At the start of 2020, the staff at Cliveden—a National Trust Historic Site in the Germantown neighborhood of Philadelphia, Pennsylvania—planned to celebrate the anniversary of the 19th Amendment with a new installation and exhibit in the Cliveden Main House. Featuring the lives of women who labored and lived on the site for over 200 years, the new installations were set to open in May, but the COVID-19 pandemic had other plans.
The resulting pivot, as so many other sites experienced, included developing virtual offerings as part of the exhibit roll out. During the summer, on-site installation occurred with the assistance of art handlers (at a time where cases of COVID-19 were lower), and the opening was moved to August to coincide with the ratification of the 19th Amendment.
The new offerings for the exhibit centered around a series of twelve videos produced to give a sneak peak of the updated interiors, while also providing an easily accessible way to share the lives and experiences of the many women who are vital parts of the Cliveden story.

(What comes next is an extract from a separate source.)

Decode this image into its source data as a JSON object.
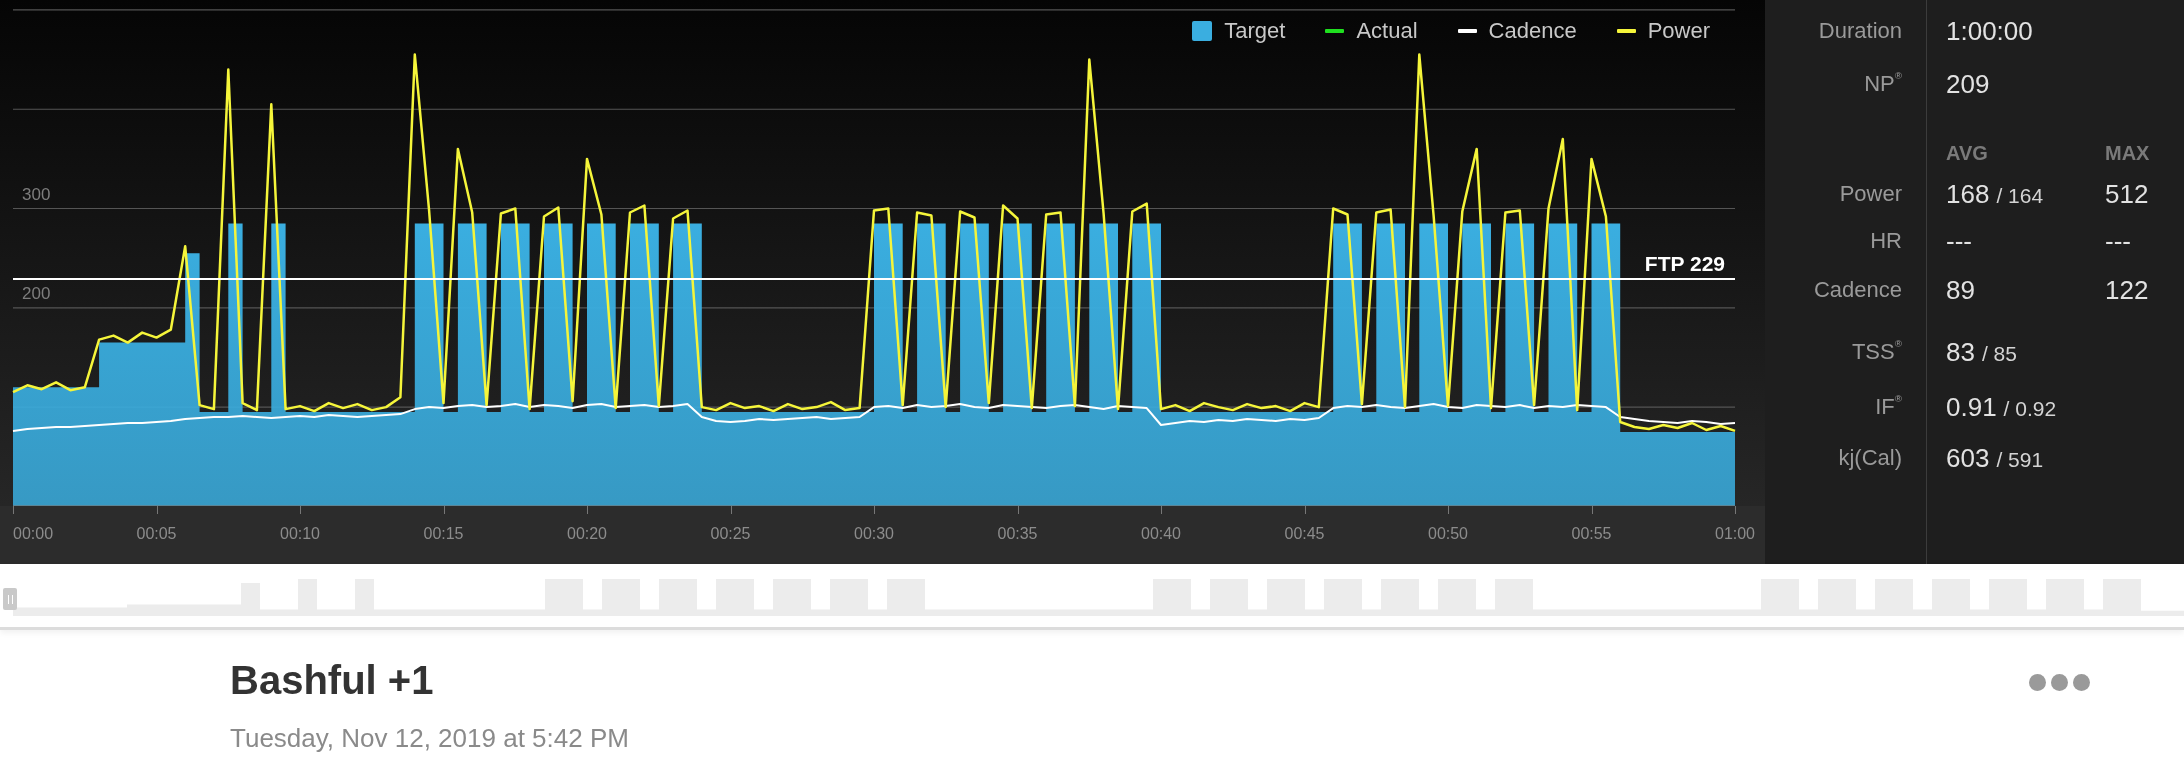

While Cliveden offered limited tours, the house is now closed due to the recent country-wide restrictions leading into the holiday season. The exhibit will remain installed through 2021 when visitors will hopefully be able to experience the full installation as originally intended. Visit Cliveden’s website to explore the exhibit for yourself or see all the videos in the playlist embedded below.

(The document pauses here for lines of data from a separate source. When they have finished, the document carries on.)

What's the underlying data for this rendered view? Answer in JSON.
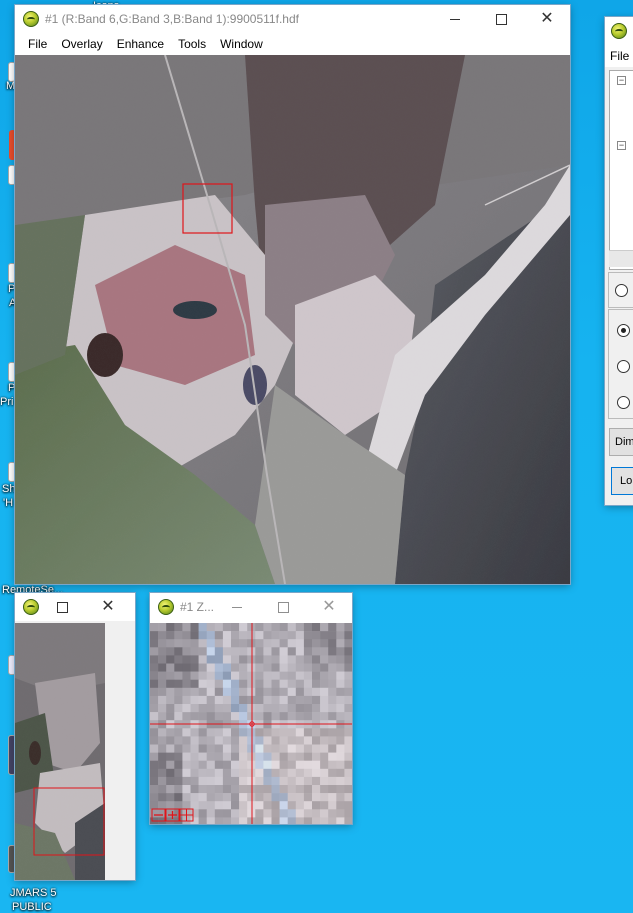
{
  "desktop": {
    "icons": [
      {
        "label": "Icons"
      },
      {
        "label": "M"
      },
      {
        "label": "P"
      },
      {
        "label": "A"
      },
      {
        "label": "P"
      },
      {
        "label": "Pri"
      },
      {
        "label": "Sh"
      },
      {
        "label": "'H"
      },
      {
        "label": "RemoteSe..."
      },
      {
        "label": "JMARS 5"
      },
      {
        "label": "PUBLIC"
      }
    ]
  },
  "main_window": {
    "title": "#1 (R:Band 6,G:Band 3,B:Band 1):9900511f.hdf",
    "menu": [
      "File",
      "Overlay",
      "Enhance",
      "Tools",
      "Window"
    ]
  },
  "dialog_window": {
    "menu_file": "File",
    "buttons": [
      "Dim",
      "Lo"
    ]
  },
  "scroll_window": {
    "title": ""
  },
  "zoom_window": {
    "title": "#1 Z..."
  },
  "colors": {
    "desktop": "#16b3f0",
    "zoom_box": "#e0141a"
  }
}
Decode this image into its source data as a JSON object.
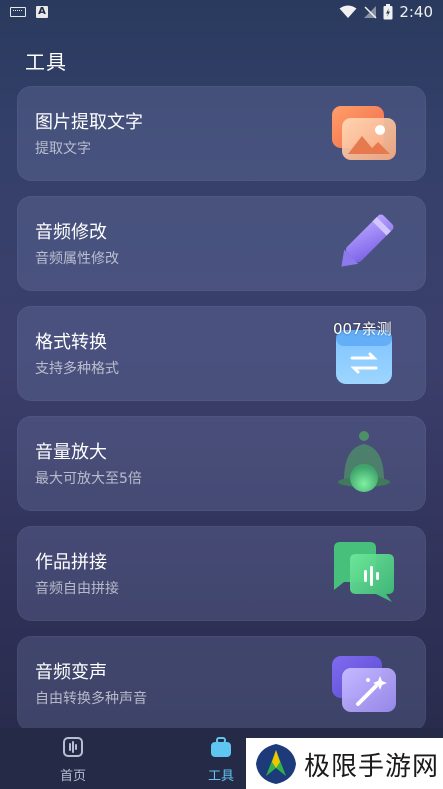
{
  "status_bar": {
    "time": "2:40"
  },
  "page": {
    "title": "工具"
  },
  "cards": [
    {
      "title": "图片提取文字",
      "subtitle": "提取文字",
      "icon": "image-icon"
    },
    {
      "title": "音频修改",
      "subtitle": "音频属性修改",
      "icon": "pencil-icon"
    },
    {
      "title": "格式转换",
      "subtitle": "支持多种格式",
      "icon": "swap-icon",
      "overlay_text": "007亲测"
    },
    {
      "title": "音量放大",
      "subtitle": "最大可放大至5倍",
      "icon": "bell-icon"
    },
    {
      "title": "作品拼接",
      "subtitle": "音频自由拼接",
      "icon": "chat-audio-icon"
    },
    {
      "title": "音频变声",
      "subtitle": "自由转换多种声音",
      "icon": "magic-wand-icon"
    }
  ],
  "nav": {
    "home_label": "首页",
    "tools_label": "工具",
    "active_color": "#5ec6f0",
    "inactive_color": "#b6bed2"
  },
  "watermark": {
    "brand": "极限手游网"
  }
}
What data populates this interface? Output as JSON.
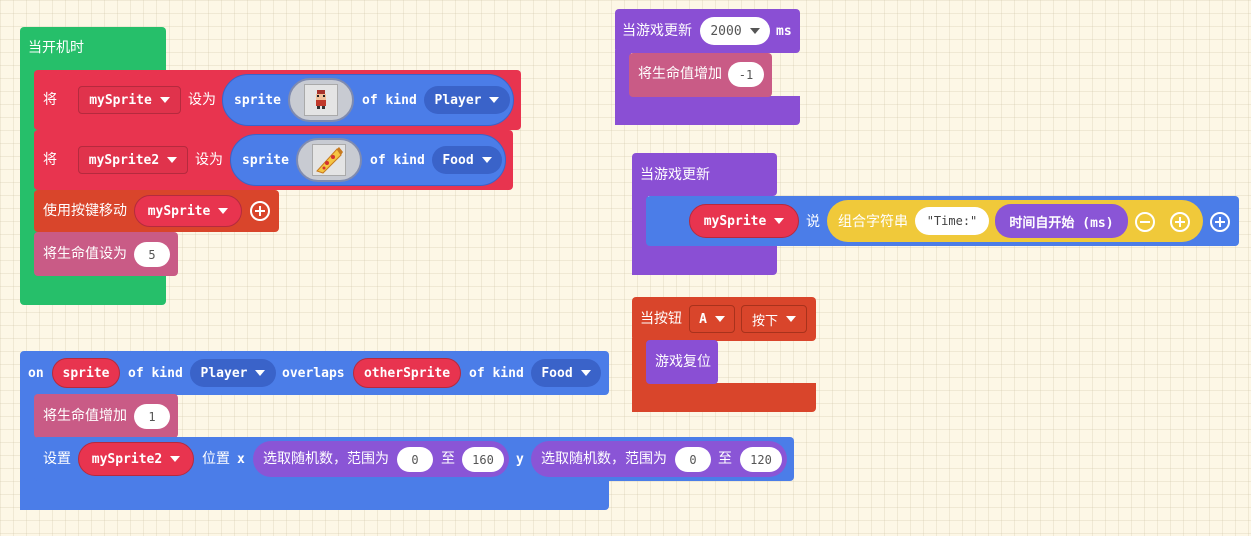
{
  "colors": {
    "event_green": "#26bf6a",
    "sprite_red": "#e8344f",
    "var_pill_red": "#e0334c",
    "controller_orange": "#d9452b",
    "info_pink": "#c95b86",
    "sprites_blue": "#4b7de8",
    "kind_blue": "#3a63c9",
    "game_purple": "#8a4fd4",
    "math_purple": "#8a55d6",
    "text_yellow": "#f0c93a"
  },
  "block_start": {
    "hat": "当开机时",
    "row1": {
      "set": "将",
      "var": "mySprite",
      "to": "设为",
      "sprite": "sprite",
      "image_icon": "player-sprite-icon",
      "of_kind": "of kind",
      "kind": "Player"
    },
    "row2": {
      "set": "将",
      "var": "mySprite2",
      "to": "设为",
      "sprite": "sprite",
      "image_icon": "pizza-sprite-icon",
      "of_kind": "of kind",
      "kind": "Food"
    },
    "row3": {
      "label": "使用按键移动",
      "var": "mySprite"
    },
    "row4": {
      "label": "将生命值设为",
      "value": "5"
    }
  },
  "block_interval": {
    "hat": "当游戏更新",
    "interval": "2000",
    "unit": "ms",
    "inner": {
      "label": "将生命值增加",
      "value": "-1"
    }
  },
  "block_update": {
    "hat": "当游戏更新",
    "var": "mySprite",
    "say": "说",
    "join": "组合字符串",
    "text": "\"Time:\"",
    "time": "时间自开始 (ms)"
  },
  "block_button": {
    "hat": "当按钮",
    "button": "A",
    "action": "按下",
    "inner": "游戏复位"
  },
  "block_overlap": {
    "on": "on",
    "sprite": "sprite",
    "of_kind1": "of kind",
    "kind1": "Player",
    "overlaps": "overlaps",
    "other": "otherSprite",
    "of_kind2": "of kind",
    "kind2": "Food",
    "row1": {
      "label": "将生命值增加",
      "value": "1"
    },
    "row2": {
      "set": "设置",
      "var": "mySprite2",
      "pos": "位置",
      "x": "x",
      "rand1": "选取随机数，范围为",
      "min1": "0",
      "to1": "至",
      "max1": "160",
      "y": "y",
      "rand2": "选取随机数，范围为",
      "min2": "0",
      "to2": "至",
      "max2": "120"
    }
  }
}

The Women of Cliveden
The women who occupied or worked at Cliveden over the centuries were enslaved and free, Black and white, upper class and working class, young and old. Although each woman’s relationship to Cliveden and the people around her differed, each shared a common interest in trying to manage and adapt to the world around them. Most importantly, each of these women from the past, like women today, played the lead role in their narratives.

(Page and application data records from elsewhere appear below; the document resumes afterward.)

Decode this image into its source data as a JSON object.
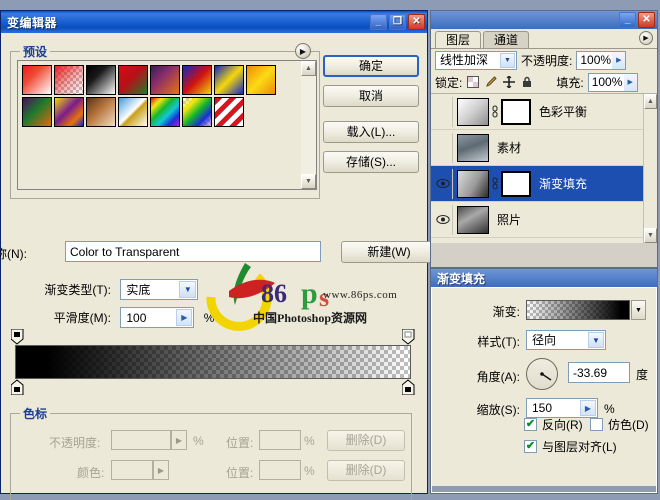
{
  "gradient_editor": {
    "title": "变编辑器",
    "window_buttons": {
      "minimize": "_",
      "maximize": "❐",
      "close": "✕"
    },
    "presets": {
      "label": "预设",
      "menu_icon": "▶",
      "scroll_up_icon": "▲",
      "scroll_down_icon": "▼",
      "swatches": [
        {
          "name": "前景色到背景色",
          "css": "linear-gradient(135deg,#e8201e 0%,#ef4a35 35%,#ffffff 100%)"
        },
        {
          "name": "前景色到透明",
          "css": "linear-gradient(135deg,#e8201e 0%,rgba(232,32,30,0.35) 55%,rgba(232,32,30,0) 100%)"
        },
        {
          "name": "黑色到白色",
          "css": "linear-gradient(135deg,#000000 0%,#1a1a1a 35%,#ffffff 100%)"
        },
        {
          "name": "红绿",
          "css": "linear-gradient(135deg,#d10f12 0%,#b81018 45%,#1f7a2c 100%)"
        },
        {
          "name": "紫橙",
          "css": "linear-gradient(135deg,#3a1a5c 0%,#8c2f6a 40%,#e8730f 100%)"
        },
        {
          "name": "蓝红黄",
          "css": "linear-gradient(135deg,#1125c8 0%,#d01010 50%,#f2d211 100%)"
        },
        {
          "name": "蓝黄蓝",
          "css": "linear-gradient(135deg,#1125c8 0%,#f5d80a 50%,#1125c8 100%)"
        },
        {
          "name": "橙黄橙",
          "css": "linear-gradient(135deg,#f08a08 0%,#fbdb16 50%,#f08a08 100%)"
        },
        {
          "name": "紫绿橙",
          "css": "linear-gradient(135deg,#4b1060 0%,#1f7a2c 45%,#e06a0c 100%)"
        },
        {
          "name": "黄紫橙蓝",
          "css": "linear-gradient(135deg,#f5d80a 0%,#7b1b8c 45%,#e8720d 75%,#1125c8 100%)"
        },
        {
          "name": "铜色",
          "css": "linear-gradient(135deg,#5d3316 0%,#b9773e 45%,#f0ddc8 100%)"
        },
        {
          "name": "铬黄",
          "css": "linear-gradient(135deg,#3f9ae0 0%,#ffffff 48%,#c8a11a 55%,#ffffff 100%)"
        },
        {
          "name": "色谱",
          "css": "linear-gradient(135deg,#e8101a 0%,#f5e60c 20%,#15b82a 40%,#12c8d8 60%,#1a2ed8 80%,#c01ad8 100%)"
        },
        {
          "name": "透明彩虹",
          "css": "linear-gradient(135deg,rgba(232,16,26,0) 0%,#f5e60c 25%,#15b82a 50%,#1a2ed8 75%,rgba(192,26,216,0.2) 100%)"
        },
        {
          "name": "透明条纹",
          "css": "repeating-linear-gradient(135deg,#d81420 0px,#d81420 5px,#ffffff 5px,#ffffff 10px)"
        }
      ]
    },
    "buttons": {
      "ok": "确定",
      "cancel": "取消",
      "load": "载入(L)...",
      "save": "存储(S)...",
      "new": "新建(W)"
    },
    "name_field": {
      "label": "称(N):",
      "value": "Color to Transparent"
    },
    "gradient_type": {
      "label": "渐变类型(T):",
      "value": "实底",
      "arrow": "▼"
    },
    "smoothness": {
      "label": "平滑度(M):",
      "value": "100",
      "unit": "%",
      "arrow": "▶"
    },
    "color_stops_section": {
      "label": "色标",
      "opacity_label": "不透明度:",
      "opacity_value": "",
      "opacity_unit": "%",
      "opacity_location_label": "位置:",
      "opacity_location_value": "",
      "opacity_location_unit": "%",
      "opacity_delete": "删除(D)",
      "color_label": "颜色:",
      "color_value": "",
      "color_location_label": "位置:",
      "color_location_value": "",
      "color_location_unit": "%",
      "color_delete": "删除(D)"
    }
  },
  "watermark": {
    "number": "86",
    "p": "p",
    "s": "s",
    "url": "www.86ps.com",
    "site": "中国Photoshop资源网"
  },
  "layers_palette": {
    "window_buttons": {
      "minimize": "_",
      "close": "✕"
    },
    "tabs": [
      {
        "label": "图层",
        "active": true
      },
      {
        "label": "通道",
        "active": false
      }
    ],
    "menu_icon": "▶",
    "blend_mode": "线性加深",
    "opacity_label": "不透明度:",
    "opacity_value": "100%",
    "lock_label": "锁定:",
    "lock_icons": [
      "transparency-icon",
      "brush-icon",
      "move-icon",
      "lock-icon"
    ],
    "fill_label": "填充:",
    "fill_value": "100%",
    "layers": [
      {
        "name": "色彩平衡",
        "visible": false,
        "selected": false,
        "has_mask": true,
        "linked": true
      },
      {
        "name": "素材",
        "visible": false,
        "selected": false,
        "has_mask": false,
        "linked": false
      },
      {
        "name": "渐变填充",
        "visible": true,
        "selected": true,
        "has_mask": true,
        "linked": true
      },
      {
        "name": "照片",
        "visible": true,
        "selected": false,
        "has_mask": false,
        "linked": false
      }
    ],
    "scroll_up_icon": "▲",
    "scroll_down_icon": "▼"
  },
  "gradient_fill_dialog": {
    "title": "渐变填充",
    "gradient_label": "渐变:",
    "gradient_arrow": "▼",
    "style_label": "样式(T):",
    "style_value": "径向",
    "style_arrow": "▼",
    "angle_label": "角度(A):",
    "angle_value": "-33.69",
    "angle_unit": "度",
    "scale_label": "缩放(S):",
    "scale_value": "150",
    "scale_unit": "%",
    "scale_arrow": "▶",
    "checkboxes": [
      {
        "label": "反向(R)",
        "checked": true
      },
      {
        "label": "仿色(D)",
        "checked": false
      },
      {
        "label": "与图层对齐(L)",
        "checked": true
      }
    ],
    "check_glyph": "✔"
  }
}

The women of Cliveden provide a case study of the ways women exercised power and agency even though society constrained them legally, culturally, and politically.
The lives of enslaved women, limited by a lack of freedom and respect, show agency and initiative as they shaped their world in any way possible to protect and preserve themselves and their families, as Charity Castle did.
The lives of the women who worked at Cliveden illustrate their ability to change their situations as needed, including moving from their place of birth, as in the example of Almira Saunders.
The lives of the women of the Chew family illustrate their desire to reshape societal constraints by taking actions such as driving an ambulance in war-torn France during the early 20th century and fighting for women’s right to vote in America, as did Ada Knowlton Chew.
Common themes emerge through more than 200 years of women at Cliveden: the desire and ability to preserve their families, themselves, and their histories by adapting their world as necessary. The stories of these women are illuminated through legal, economic, and personal documents and images.
Some of these women’s lives are known only through records preserved because of their association with male members of their families, others through documents recording their legal status, and a few by their own letters and records. The lives of many more remain unknown, and work will continue to unveil their stories.
"Preserving & Adapting their World: The Women of Cliveden" is generously supported by The Haley Foundation, the Pennsylvania Humanities Council and Dr. Randall & Linda P. Miller in memory of Elisabeth Shellenberger (1921-2019), community member, preservation advocate, Cliveden board member, and guide.